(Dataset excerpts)
---+---
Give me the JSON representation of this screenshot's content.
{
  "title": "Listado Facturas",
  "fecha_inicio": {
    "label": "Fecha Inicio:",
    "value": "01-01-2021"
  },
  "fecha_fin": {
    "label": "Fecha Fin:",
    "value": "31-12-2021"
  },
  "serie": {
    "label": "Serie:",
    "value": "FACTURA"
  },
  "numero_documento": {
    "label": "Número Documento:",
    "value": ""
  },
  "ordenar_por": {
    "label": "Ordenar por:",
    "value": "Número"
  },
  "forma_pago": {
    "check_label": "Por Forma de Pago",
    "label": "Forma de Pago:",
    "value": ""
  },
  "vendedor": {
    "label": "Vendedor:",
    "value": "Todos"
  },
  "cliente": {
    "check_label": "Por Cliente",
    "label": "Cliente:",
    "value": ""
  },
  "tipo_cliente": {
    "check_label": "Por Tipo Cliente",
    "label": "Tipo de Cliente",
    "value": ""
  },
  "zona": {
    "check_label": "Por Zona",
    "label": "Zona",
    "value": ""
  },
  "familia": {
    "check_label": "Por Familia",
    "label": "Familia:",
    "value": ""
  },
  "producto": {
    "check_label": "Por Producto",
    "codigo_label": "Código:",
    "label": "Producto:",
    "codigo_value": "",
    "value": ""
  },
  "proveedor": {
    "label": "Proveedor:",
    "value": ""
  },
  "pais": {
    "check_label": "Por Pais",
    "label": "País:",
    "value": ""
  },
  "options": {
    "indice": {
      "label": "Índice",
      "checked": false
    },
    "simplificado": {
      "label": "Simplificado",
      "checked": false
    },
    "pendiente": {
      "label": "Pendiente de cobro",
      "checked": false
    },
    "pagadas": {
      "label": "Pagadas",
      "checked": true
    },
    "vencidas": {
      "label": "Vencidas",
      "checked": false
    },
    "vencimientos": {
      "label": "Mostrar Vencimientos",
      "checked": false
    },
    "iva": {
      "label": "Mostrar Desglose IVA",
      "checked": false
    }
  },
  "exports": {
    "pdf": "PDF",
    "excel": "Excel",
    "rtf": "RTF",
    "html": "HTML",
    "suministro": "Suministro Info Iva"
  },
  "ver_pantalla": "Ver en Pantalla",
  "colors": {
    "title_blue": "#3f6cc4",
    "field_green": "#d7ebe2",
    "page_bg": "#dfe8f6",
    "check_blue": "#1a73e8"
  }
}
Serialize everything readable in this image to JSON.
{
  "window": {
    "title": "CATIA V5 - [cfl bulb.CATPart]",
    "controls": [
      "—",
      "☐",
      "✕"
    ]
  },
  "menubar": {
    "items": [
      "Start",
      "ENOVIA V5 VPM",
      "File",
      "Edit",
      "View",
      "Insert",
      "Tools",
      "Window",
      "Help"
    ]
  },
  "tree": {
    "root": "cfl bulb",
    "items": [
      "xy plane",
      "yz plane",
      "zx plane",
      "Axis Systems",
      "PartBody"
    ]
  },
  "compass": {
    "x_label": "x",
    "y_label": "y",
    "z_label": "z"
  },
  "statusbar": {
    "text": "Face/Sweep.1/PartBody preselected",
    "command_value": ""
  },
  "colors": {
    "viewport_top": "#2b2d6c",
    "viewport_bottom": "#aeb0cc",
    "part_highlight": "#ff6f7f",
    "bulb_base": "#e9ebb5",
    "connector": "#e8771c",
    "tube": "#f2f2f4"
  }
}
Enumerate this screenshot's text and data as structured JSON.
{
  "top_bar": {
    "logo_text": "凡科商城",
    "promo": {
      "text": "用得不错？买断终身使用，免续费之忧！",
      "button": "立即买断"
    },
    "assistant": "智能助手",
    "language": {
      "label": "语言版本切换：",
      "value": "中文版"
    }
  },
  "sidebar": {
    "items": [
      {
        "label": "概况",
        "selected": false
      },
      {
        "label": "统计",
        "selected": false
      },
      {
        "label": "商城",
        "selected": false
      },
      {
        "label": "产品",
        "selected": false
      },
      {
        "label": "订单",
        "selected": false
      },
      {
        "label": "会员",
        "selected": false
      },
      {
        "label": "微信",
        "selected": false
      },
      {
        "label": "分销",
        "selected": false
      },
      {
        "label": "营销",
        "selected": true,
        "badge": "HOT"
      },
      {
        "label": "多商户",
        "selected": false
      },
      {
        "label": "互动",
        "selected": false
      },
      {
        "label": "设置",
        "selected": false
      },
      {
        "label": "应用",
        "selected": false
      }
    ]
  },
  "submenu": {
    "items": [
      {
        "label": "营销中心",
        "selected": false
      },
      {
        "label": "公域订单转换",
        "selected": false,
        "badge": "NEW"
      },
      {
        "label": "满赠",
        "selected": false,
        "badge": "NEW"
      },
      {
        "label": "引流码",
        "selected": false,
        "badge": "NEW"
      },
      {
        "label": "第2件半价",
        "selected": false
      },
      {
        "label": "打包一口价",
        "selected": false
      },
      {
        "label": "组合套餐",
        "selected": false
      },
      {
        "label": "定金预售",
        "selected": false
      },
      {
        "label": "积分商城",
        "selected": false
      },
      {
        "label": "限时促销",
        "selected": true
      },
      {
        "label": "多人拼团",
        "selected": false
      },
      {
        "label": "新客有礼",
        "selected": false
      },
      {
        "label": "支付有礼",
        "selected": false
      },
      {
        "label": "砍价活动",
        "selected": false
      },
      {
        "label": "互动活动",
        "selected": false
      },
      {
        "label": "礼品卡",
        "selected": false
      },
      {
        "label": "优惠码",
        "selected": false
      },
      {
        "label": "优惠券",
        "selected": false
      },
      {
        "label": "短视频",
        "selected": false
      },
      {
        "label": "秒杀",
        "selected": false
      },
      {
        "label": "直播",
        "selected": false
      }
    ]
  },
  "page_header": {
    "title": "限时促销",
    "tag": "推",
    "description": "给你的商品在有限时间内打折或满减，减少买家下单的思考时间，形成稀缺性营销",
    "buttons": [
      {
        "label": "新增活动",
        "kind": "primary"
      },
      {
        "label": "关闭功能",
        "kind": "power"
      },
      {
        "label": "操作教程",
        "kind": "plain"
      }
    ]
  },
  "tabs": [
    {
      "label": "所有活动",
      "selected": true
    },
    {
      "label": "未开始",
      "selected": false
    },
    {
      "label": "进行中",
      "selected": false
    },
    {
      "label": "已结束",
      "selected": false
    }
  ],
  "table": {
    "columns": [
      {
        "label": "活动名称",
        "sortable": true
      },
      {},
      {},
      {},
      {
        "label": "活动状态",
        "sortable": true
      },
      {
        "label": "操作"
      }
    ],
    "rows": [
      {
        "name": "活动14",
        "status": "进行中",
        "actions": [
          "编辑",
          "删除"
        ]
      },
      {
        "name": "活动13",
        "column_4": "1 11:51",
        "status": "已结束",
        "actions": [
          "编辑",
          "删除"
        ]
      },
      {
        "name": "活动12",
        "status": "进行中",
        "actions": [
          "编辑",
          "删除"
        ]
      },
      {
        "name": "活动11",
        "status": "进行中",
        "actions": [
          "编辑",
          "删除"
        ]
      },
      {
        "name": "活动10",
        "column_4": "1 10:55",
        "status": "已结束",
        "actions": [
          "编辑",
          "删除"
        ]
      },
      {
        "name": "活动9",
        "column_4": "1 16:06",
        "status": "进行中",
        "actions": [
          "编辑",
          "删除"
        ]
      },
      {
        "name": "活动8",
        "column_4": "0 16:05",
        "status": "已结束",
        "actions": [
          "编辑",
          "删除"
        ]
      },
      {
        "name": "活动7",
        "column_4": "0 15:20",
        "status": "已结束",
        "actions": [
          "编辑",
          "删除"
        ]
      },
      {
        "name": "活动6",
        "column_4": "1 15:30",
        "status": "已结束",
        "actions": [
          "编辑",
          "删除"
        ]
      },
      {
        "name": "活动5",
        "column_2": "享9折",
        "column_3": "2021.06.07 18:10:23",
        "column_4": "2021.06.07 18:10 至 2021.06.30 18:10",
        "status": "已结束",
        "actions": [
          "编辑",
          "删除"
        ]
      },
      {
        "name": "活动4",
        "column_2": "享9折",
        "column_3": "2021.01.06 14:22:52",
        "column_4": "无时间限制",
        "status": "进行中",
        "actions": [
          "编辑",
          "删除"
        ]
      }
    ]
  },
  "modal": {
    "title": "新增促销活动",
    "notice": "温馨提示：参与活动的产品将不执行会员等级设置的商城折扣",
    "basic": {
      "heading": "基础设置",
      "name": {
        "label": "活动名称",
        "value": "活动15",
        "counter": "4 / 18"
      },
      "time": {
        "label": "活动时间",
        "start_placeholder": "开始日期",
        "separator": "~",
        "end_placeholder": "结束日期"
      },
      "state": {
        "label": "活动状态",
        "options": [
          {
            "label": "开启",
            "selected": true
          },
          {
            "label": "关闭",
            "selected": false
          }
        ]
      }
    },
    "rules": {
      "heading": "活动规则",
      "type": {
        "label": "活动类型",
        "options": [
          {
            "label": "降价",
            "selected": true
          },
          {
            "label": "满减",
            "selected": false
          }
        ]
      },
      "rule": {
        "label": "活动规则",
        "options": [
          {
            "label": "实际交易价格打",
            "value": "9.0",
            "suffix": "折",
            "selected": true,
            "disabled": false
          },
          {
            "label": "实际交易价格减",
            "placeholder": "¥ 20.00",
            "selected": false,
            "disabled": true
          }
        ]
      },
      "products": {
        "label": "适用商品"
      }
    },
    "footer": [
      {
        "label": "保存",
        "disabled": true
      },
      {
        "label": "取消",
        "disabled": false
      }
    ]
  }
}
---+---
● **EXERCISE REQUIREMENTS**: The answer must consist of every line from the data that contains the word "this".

● **EXERCISE ANSWER**:
Give me the JSON representation of this screenshot's content.
Serialize everything readable in this image to JSON.
Enumerate this screenshot's text and data as structured JSON.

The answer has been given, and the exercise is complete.